## [TASK INPUTS]
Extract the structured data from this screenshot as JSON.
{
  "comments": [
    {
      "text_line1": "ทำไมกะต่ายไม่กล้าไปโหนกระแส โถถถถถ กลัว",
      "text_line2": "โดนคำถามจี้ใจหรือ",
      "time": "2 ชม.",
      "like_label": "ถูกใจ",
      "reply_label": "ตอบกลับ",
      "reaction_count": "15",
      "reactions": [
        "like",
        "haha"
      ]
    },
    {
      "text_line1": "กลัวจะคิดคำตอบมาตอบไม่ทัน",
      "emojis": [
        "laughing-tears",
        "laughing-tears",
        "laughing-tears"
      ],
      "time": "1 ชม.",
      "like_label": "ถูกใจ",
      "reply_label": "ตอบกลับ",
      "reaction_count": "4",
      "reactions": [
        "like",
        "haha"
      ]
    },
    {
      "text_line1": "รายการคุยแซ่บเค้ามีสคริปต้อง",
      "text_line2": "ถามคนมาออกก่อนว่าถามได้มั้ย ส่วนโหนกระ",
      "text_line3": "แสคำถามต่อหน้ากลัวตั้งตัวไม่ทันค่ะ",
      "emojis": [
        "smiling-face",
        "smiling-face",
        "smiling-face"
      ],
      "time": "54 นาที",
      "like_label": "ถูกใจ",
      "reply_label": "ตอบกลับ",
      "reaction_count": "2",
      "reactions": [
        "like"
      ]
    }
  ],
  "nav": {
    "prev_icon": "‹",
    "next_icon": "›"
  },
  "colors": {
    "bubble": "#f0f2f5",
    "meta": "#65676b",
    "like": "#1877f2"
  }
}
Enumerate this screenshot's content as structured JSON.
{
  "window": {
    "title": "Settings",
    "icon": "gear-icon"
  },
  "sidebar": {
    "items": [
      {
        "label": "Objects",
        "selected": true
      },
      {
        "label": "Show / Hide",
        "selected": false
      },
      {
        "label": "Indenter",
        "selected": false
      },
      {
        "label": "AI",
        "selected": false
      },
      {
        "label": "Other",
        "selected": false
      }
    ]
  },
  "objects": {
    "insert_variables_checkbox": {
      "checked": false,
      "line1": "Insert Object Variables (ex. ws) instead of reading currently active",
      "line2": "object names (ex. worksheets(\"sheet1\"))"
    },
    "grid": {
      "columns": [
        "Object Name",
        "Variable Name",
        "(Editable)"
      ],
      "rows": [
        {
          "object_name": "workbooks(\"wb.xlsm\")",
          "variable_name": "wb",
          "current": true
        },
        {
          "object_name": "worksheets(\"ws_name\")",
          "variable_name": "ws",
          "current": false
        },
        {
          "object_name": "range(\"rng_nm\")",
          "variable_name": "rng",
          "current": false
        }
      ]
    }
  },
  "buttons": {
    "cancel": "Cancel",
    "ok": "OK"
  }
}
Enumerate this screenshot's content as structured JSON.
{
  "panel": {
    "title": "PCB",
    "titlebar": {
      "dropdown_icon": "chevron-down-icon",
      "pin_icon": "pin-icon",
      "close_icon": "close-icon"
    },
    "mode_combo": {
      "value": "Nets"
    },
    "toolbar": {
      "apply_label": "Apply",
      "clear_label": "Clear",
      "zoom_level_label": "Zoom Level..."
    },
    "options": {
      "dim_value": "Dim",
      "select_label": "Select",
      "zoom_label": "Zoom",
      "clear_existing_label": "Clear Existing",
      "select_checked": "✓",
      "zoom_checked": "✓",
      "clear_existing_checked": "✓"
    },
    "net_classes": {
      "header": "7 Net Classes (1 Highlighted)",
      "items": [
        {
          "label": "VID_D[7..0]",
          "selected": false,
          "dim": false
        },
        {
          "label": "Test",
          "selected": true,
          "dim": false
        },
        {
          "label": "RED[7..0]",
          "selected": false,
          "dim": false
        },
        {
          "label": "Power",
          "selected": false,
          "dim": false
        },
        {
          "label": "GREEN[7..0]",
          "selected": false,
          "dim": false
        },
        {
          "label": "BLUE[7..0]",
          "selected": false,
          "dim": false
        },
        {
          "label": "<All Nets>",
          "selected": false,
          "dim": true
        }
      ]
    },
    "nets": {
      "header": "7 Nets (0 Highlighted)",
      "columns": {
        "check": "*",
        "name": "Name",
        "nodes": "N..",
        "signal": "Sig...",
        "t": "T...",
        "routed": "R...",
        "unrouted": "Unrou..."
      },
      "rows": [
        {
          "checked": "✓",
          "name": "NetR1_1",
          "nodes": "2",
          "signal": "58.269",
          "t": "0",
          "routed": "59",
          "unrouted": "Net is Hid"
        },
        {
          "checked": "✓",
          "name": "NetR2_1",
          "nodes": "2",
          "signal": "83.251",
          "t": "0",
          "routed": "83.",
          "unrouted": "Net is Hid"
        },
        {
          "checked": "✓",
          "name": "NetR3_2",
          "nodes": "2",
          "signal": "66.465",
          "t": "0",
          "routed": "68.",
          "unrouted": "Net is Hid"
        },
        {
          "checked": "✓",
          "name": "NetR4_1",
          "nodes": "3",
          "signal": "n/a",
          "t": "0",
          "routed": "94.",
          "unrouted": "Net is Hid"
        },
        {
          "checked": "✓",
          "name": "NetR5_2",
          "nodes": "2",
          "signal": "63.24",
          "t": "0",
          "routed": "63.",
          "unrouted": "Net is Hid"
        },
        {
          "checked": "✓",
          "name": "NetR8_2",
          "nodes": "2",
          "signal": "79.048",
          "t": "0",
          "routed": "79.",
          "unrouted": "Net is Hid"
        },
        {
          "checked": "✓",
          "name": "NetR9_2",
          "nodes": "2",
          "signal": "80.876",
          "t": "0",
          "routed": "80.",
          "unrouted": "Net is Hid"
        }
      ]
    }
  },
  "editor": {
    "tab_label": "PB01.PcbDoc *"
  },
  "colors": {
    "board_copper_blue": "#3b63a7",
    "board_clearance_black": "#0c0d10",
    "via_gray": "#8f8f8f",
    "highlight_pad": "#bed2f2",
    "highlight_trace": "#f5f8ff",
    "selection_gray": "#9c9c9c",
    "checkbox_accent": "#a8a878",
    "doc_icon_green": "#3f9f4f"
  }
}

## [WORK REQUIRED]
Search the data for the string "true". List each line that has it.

## [EXERCISE RESPONSE]
        "selected": true
          "current": true
          "selected": true,
          "dim": true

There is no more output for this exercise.